It is mandatory to reduce the human factor – the common cause for almost half of all security breaches, according to Kaspersky. Take measures to ensure a fast and easy recovery. Introduce regular backups of all data, files, and code, practice security rehearsals.
Simulate potential emergency situations and act out ways how your personnel will handle them.
Set up clear and coherent access rights to prevent data breaches during each stage of the development process, have your staff sign NDA agreements and use corporate hardware on your company premises.
As of today, many financial companies undergo ISO 27001 Certification for high-security standards. The process of certification and, further, of confirming the certificate, is complex but will signify that your company uses top-notch security practices.
7. Ensure API security.
Most users run FinTech apps on mobile devices, and mobile apps use application programming interfaces (APIs) to interact with the application backend. Hence, APIs are also regular attack targets, so ensuring their security is critical for building a truly safe FinTech app.
This is typically ensured by introducing automatic API token rotation and providing identification, authentication, and authorization for accessing API.
The identification, authentication, and authorization system should serve as a strong barrier to any intrusion or suspicious activity. Your authentication methods shouldn’t be reduced to passwords only. Combine these methods with SMS verification or one of the most recent verification methods like thumbnail or retina scan.
At an authorization level, the app identifies the user as the one permitted to perform certain tasks or not. Ideally, user rights should be reduced to a limited set of actions and commands.
9. Use data encryption techniques.
If you operate under US legislation, it’s a must to use data encryption for users’ personal data (name, address, social security number). Financial data like credit card number and payment history, and any other info which can be received during receiving a certain financial service.
Encryption is necessary to protect data during transmission, a phase when it’s highly vulnerable and can be easily intercepted. Secure data transmission involves using various encryption algorithms; for example, the US Federal Government uses AES, which is currently believed to be the safest one.
10. Introduce the payment blocking feature.
One of the means to prevent fraud is to indicate suspicious activity. Use something that would differ significantly from the user’s normal actions, such as, for example, untypically large amounts of money transferred from unusual locations.
To protect the user from potential fraud, implement a payment blocking feature in your app.

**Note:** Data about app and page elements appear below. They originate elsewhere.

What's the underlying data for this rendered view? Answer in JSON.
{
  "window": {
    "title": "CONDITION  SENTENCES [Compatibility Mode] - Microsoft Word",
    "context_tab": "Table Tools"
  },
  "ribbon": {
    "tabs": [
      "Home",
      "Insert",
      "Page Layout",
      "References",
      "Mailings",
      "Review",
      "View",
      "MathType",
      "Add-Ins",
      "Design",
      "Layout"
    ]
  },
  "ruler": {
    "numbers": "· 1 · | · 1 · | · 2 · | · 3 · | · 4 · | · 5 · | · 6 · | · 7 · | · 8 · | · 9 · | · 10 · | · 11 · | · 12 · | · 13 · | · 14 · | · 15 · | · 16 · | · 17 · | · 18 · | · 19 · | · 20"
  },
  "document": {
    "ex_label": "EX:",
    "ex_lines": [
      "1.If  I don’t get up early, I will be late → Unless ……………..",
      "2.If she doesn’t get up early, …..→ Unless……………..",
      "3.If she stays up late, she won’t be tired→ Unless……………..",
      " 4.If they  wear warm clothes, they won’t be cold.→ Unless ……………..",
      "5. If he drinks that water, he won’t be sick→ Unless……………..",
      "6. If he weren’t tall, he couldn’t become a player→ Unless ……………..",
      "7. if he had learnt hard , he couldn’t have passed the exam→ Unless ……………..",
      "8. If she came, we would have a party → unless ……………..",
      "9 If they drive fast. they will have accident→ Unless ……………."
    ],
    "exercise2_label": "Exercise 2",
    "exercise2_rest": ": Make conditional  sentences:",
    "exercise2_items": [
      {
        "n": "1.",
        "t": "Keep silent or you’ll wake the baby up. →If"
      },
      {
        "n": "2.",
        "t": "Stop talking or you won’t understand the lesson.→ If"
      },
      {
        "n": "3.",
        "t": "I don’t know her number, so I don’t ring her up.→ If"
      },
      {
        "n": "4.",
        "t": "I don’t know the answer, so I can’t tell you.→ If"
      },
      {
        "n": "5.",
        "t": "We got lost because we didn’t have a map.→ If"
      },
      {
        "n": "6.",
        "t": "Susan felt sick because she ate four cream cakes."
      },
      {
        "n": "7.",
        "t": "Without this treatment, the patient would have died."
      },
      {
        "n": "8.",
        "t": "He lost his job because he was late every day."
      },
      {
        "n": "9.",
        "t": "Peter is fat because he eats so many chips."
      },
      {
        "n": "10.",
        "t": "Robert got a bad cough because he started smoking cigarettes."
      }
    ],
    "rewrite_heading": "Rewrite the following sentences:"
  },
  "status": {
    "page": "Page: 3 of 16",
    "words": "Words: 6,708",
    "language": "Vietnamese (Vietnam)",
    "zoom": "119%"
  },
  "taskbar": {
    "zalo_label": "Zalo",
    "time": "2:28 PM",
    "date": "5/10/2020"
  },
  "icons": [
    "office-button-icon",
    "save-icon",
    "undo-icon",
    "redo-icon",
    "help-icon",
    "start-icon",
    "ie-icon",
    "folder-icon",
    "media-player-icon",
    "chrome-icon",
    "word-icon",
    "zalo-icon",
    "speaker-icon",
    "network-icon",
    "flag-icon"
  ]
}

This feature will ensure payment blocking immediately, after anything that falls out of the scope of a user’s regular activity takes place.
As you can see, FinTech app security testing is a complex process requiring very specific knowledge and skills. Since FinTech organizations deal with highly sensitive data, they possibly can neither avoid or simplify the quality assurance process.
Moreover, in countries like the United States, FinTech companies have no choice but to comply with security standards imposed by federal legislation. These are the main reasons why financial institutions seek to hire FinTech QA talent, and the demand for such specialists currently outstrips the supply.
If you can’t afford to hire enough FinTech testers and QA experts to test your product at each stage of development. Use QA staff augmentation which will allow you to integrate your offshore QA talent with the in-house dev team. You’ll have cost savings as a result of access to lower-cost yet talent-rich locations.
One way or the other, ensuring top-notch security testing is an investment into both application quality and your reputation of a trustworthy FinTech company.